But when you finish a novel, there is always one glaring question:

What now????

Well, obviously I’ve been tweaking it like crazy. Something happens to me when I’m finishing a novel where I finish the last chunk in record time. I think I wrote seven or eight chapters in two days or something insane like that. All of it is just fighting to get out of my head and so I just write like…I’m running out of time. (I would’ve been struck been lightning if I hadn’t used a Hamilton reference right there. If you know Hamilton you’ll understand. Also, if you do know Hamilton let’s talk and be best friends, if you don’t I’m sorry.)

So because I wrote a huge chunk of my novel in record time revising has definitely been a thing. There have been quite a few moments of, “Oh! I forgot to write this one thing!” Actually, the other night something really incredible happened to me. At 3 a.m awoke very suddenly and realized something I’d forgotten and had to fix it then and there. For reasons I’ll never be able to explain I’ve always wanted that to happen to me. It finally did.

The thought of rewriting this novel it makes me want to cry. It doesn’t matter that this is actually a thing serious writers do. In my head, I’m finished with it so rewriting isn’t even real. Heavy, heavy editing, moving around, rewriting parts, yes. But actually starting all over? How does one actually do that?

To all of you writers who actually rewrite your novels from scratch, I salute you.

If you need me I’ll be revising.

The Green Field

The Green Field

If I close my eyes
and open my mind
I always see a green field

The sun is shining
and the air is crisp
a white dress reaches my heels

Sometimes there are leaves
the color of Fall
piling around my feet

Piano music plays
I always walk on
and for what am I searching?

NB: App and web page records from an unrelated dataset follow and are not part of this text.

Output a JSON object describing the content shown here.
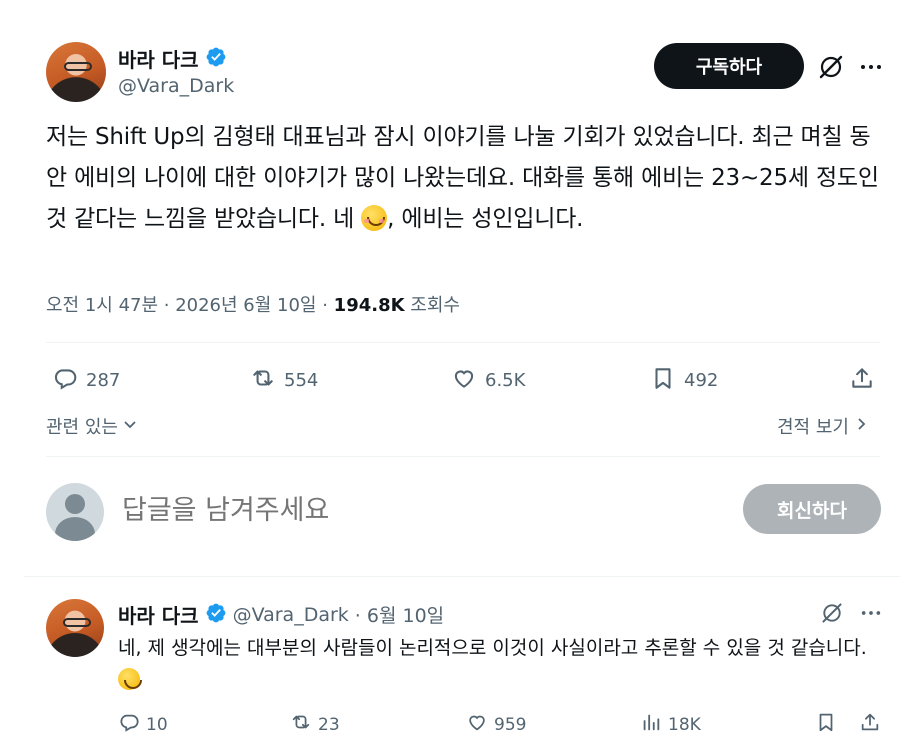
{
  "tweet": {
    "author_name": "바라 다크",
    "author_handle": "@Vara_Dark",
    "subscribe_label": "구독하다",
    "text_part1": "저는 Shift Up의 김형태 대표님과 잠시 이야기를 나눌 기회가 있었습니다. 최근 며칠 동안 에비의 나이에 대한 이야기가 많이 나왔는데요. 대화를 통해 에비는 23~25세 정도인 것 같다는 느낌을 받았습니다. 네 ",
    "text_part2": ", 에비는 성인입니다.",
    "timestamp": "오전 1시 47분 · 2026년 6월 10일 · ",
    "views_count": "194.8K",
    "views_label": " 조회수",
    "replies": "287",
    "retweets": "554",
    "likes": "6.5K",
    "bookmarks": "492",
    "related_label": "관련 있는",
    "quotes_label": "견적 보기"
  },
  "composer": {
    "placeholder": "답글을 남겨주세요",
    "reply_label": "회신하다"
  },
  "reply": {
    "author_name": "바라 다크",
    "author_handle": "@Vara_Dark",
    "date": "· 6월 10일",
    "text": "네, 제 생각에는 대부분의 사람들이 논리적으로 이것이 사실이라고 추론할 수 있을 것 같습니다.",
    "replies": "10",
    "retweets": "23",
    "likes": "959",
    "views": "18K"
  },
  "colors": {
    "verified": "#1d9bf0",
    "text_primary": "#0f1419",
    "text_secondary": "#536471",
    "divider": "#eff3f4"
  },
  "icons": [
    "verified-badge-icon",
    "grok-icon",
    "more-icon",
    "reply-icon",
    "retweet-icon",
    "like-icon",
    "bookmark-icon",
    "share-icon",
    "views-icon",
    "chevron-down-icon",
    "chevron-right-icon"
  ]
}
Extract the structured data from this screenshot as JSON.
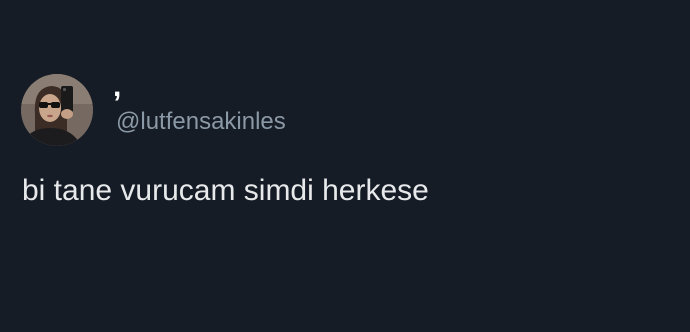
{
  "tweet": {
    "author": {
      "display_name": ",",
      "handle": "@lutfensakinles"
    },
    "text": "bi tane vurucam simdi herkese"
  },
  "colors": {
    "background": "#151c26",
    "text": "#e7e9ea",
    "secondary_text": "#8b98a5"
  }
}
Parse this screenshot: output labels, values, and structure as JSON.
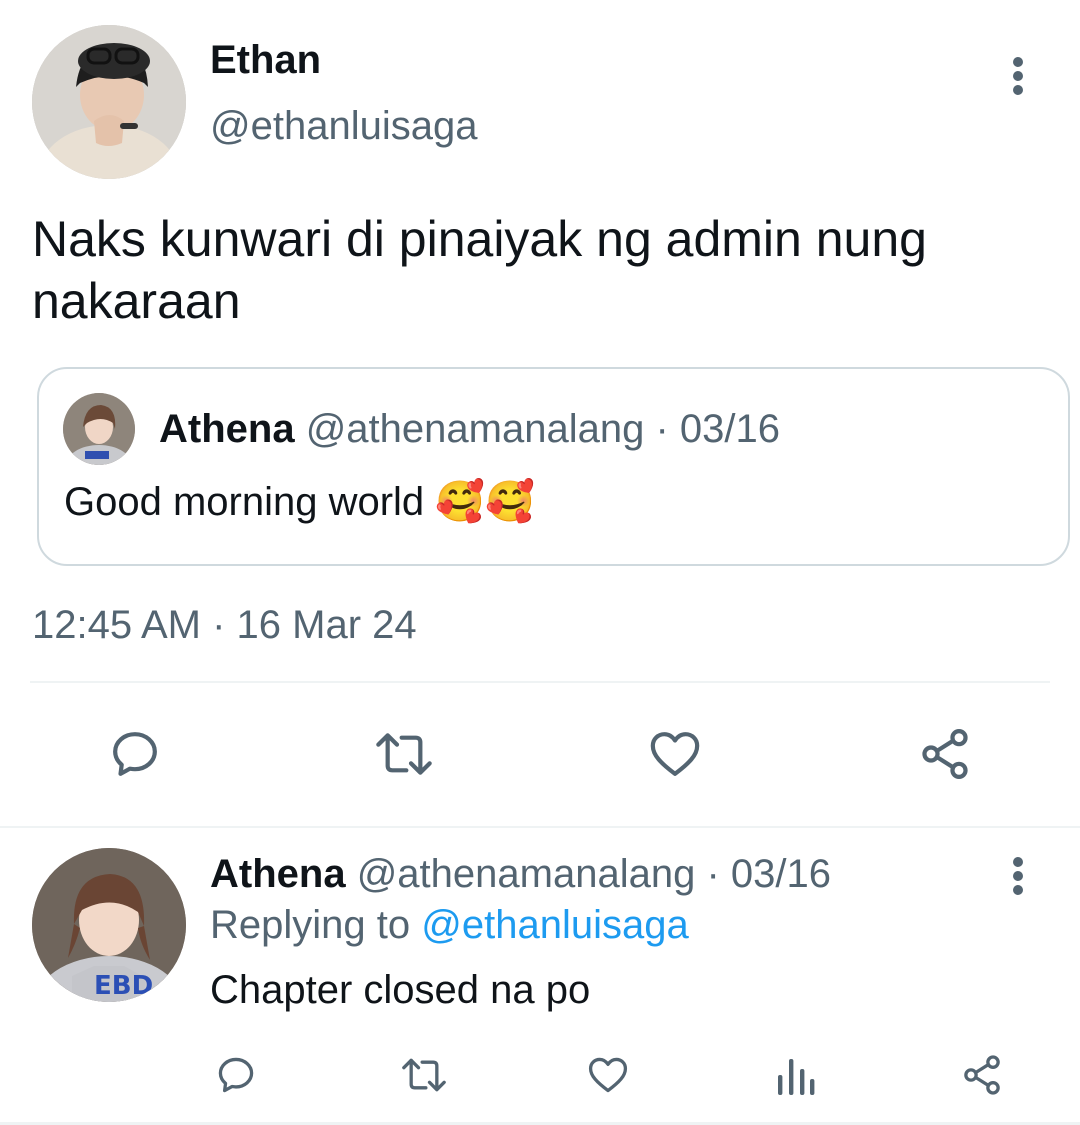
{
  "tweet": {
    "author_name": "Ethan",
    "author_handle": "@ethanluisaga",
    "text": "Naks kunwari di pinaiyak ng admin nung nakaraan",
    "timestamp": "12:45 AM · 16 Mar 24",
    "quoted": {
      "author_name": "Athena",
      "author_handle": "@athenamanalang",
      "date": "· 03/16",
      "text": "Good morning world 🥰🥰"
    },
    "actions": [
      "reply-icon",
      "retweet-icon",
      "like-icon",
      "share-icon"
    ]
  },
  "reply": {
    "author_name": "Athena",
    "author_handle": "@athenamanalang",
    "date": "· 03/16",
    "replying_prefix": "Replying to",
    "replying_to": "@ethanluisaga",
    "text": "Chapter closed na po",
    "actions": [
      "reply-icon",
      "retweet-icon",
      "like-icon",
      "analytics-icon",
      "share-icon"
    ]
  },
  "colors": {
    "text": "#0f1419",
    "muted": "#536471",
    "link": "#1d9bf0",
    "border": "#cfd9de",
    "divider": "#eff3f4"
  }
}
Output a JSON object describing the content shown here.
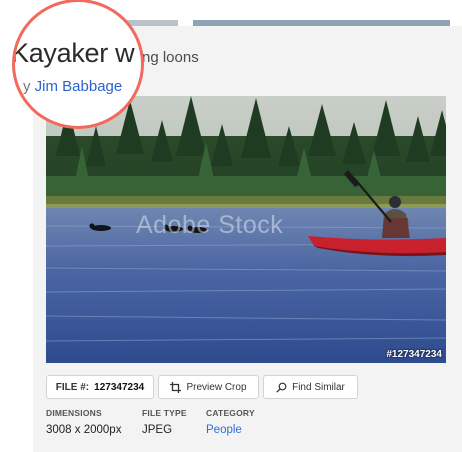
{
  "asset": {
    "title_zoomed": "Kayaker w",
    "title_rest": "ng loons",
    "byline_prefix": "y",
    "author": "Jim Babbage",
    "stock_id_overlay": "#127347234",
    "watermark": "Adobe Stock"
  },
  "actions": {
    "file_label": "FILE #:",
    "file_number": "127347234",
    "preview_crop": "Preview Crop",
    "find_similar": "Find Similar"
  },
  "details": {
    "dimensions_label": "DIMENSIONS",
    "dimensions_value": "3008 x 2000px",
    "filetype_label": "FILE TYPE",
    "filetype_value": "JPEG",
    "category_label": "CATEGORY",
    "category_value": "People"
  },
  "colors": {
    "highlight_ring": "#f2695d",
    "link": "#2c63d0",
    "kayak": "#c8202c"
  }
}
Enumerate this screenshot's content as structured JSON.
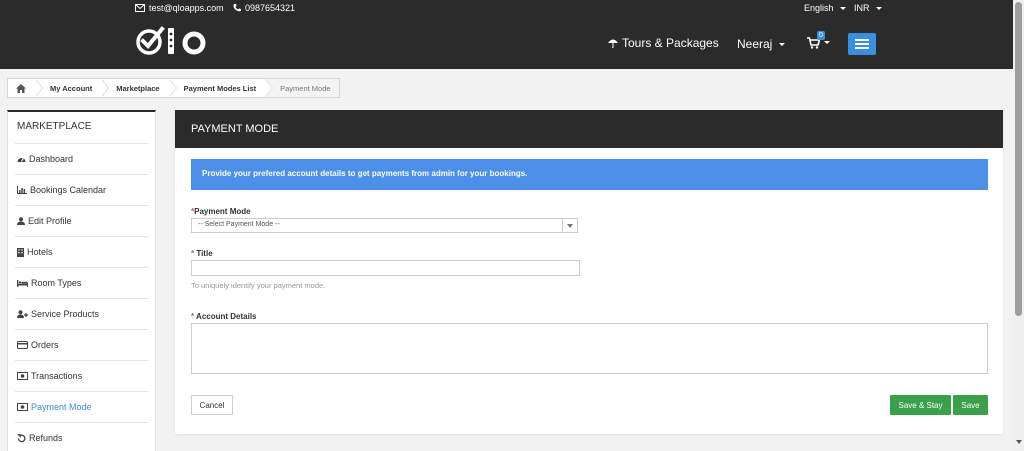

I don’t come often
to the rolling field
it hides behind slabs of life

Every so often
it comes to the front
so vivid before my eyes

Sometimes it changes
this green rolling field
at times I walk down a path

Sometimes there’s a fence
it guides me forward
I never, ever look back

I don’t ever know
what is waiting here
in this place inside my mind

I’ve never made it
too far down the path
looking, but never to find

Some few days ago
when I closed my eyes
I saw something very new

I sat on the ground
on top of a quilt
the sky was vividly blue

I wasn’t alone
there was no white dress
different than other times

Still my same green field
but so very new
what I saw, such a new sight

Too precious to write
the things that I saw
a life I hope awaits me

I will keep it close
and pray to live it
changes in the field of green